The Pleasanton Police Department, Texas Department of Public Safety and Union Pacific Railroad Police joined together in a train safety enforcement operation on Wednesday, Oct. 25.
Union Pacific Railroad partners with Operation Lifesaver, a non-profit program dedicated to reducing collisions, fatalities and injuries at highway-rail crossings and trespassing on or near railroad tracks. A startling statistic about trains in the U.S. is about every three hours a person or vehicle is hit by a train.
“This operation helps increase awareness and save lives. We do not want someone to lose their lives tragically in a train collision,” said Pleasanton PD Chief Ronald Sanchez.
Over 30 citations were given between Pleasanton PD and local DPS officers in a two hour timespan for making illegal crossings on the train tracks at Fifth St., Adams St., Hwy. 97 and Commerce St. Fines for those citations start at $50 and can go up to $500.
Union Pacific Railroad and Operation Lifesaver offers nine basic tips for drivers at railroad crossings.
-Trains and cars don’t mix. Never race a train to the crossing — even if you tie, you lose.
-The train you see is closer and faster-moving than you think. If you see a train approaching, wait for it to go by before you proceed across the tracks.
-Be aware that trains cannot stop quickly. Even if the locomotive engineer sees you, a freight train moving at 55 miles per hour can take a mile or more to stop once the emergency brakes are applied. That’s 18 football fields!
-Never drive around lowered gates — it’s illegal and deadly. If you suspect a signal is malfunctioning, call the emergency number posted on or near the crossing signal or your local law enforcement agency.
-Do not get trapped on the tracks; proceed through a highway-rail grade crossing only if you are sure you can completely clear the crossing without stopping. Remember, the train is three feet wider than the tracks on both sides.
-If your vehicle ever stalls on the tracks, get out and get away from the tracks, even if you do not see a train. Locate the Emergency Notification System sign and call the number provided, telling them about the stalled vehicle. If a train is approaching, run toward the train but away from the tracks at a 45 degree angle. If you run in the same direction a train is traveling, you could be injured by flying debris.
-At a multiple track crossing waiting for a train to pass, watch out for a second train on the other tracks, approaching from either direction.
-When you need to cross train tracks, go to a designated crossing, look both ways, and cross the tracks quickly, without stopping. Remember it isn’t safe to stop closer than 15 feet from a rail.

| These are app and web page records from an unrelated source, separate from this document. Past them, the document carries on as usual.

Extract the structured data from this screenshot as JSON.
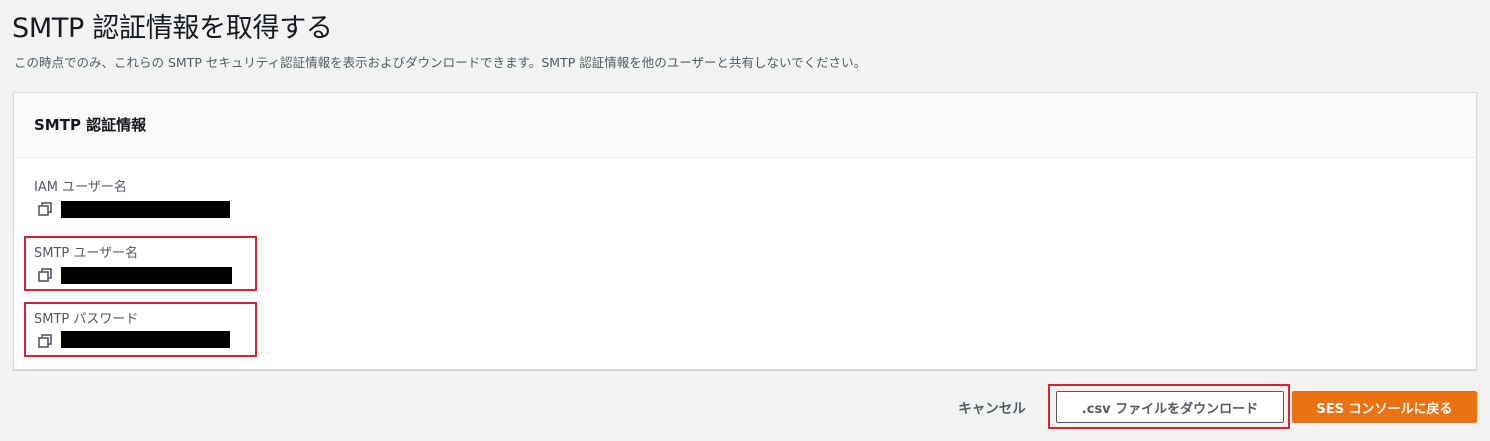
{
  "page": {
    "title": "SMTP 認証情報を取得する",
    "description": "この時点でのみ、これらの SMTP セキュリティ認証情報を表示およびダウンロードできます。SMTP 認証情報を他のユーザーと共有しないでください。"
  },
  "panel": {
    "title": "SMTP 認証情報",
    "fields": [
      {
        "label": "IAM ユーザー名",
        "value_redacted": true,
        "icon": "copy-icon"
      },
      {
        "label": "SMTP ユーザー名",
        "value_redacted": true,
        "icon": "copy-icon",
        "highlighted": true
      },
      {
        "label": "SMTP パスワード",
        "value_redacted": true,
        "icon": "copy-icon",
        "highlighted": true
      }
    ]
  },
  "actions": {
    "cancel_label": "キャンセル",
    "download_label": ".csv ファイルをダウンロード",
    "primary_label": "SES コンソールに戻る"
  },
  "colors": {
    "accent": "#ec7211",
    "highlight_border": "#d9232e",
    "redaction": "#000000"
  }
}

-Always expect a train! Freight trains do not follow set schedules.
See our video taken last week by visiting www.pleasantonexpress.com.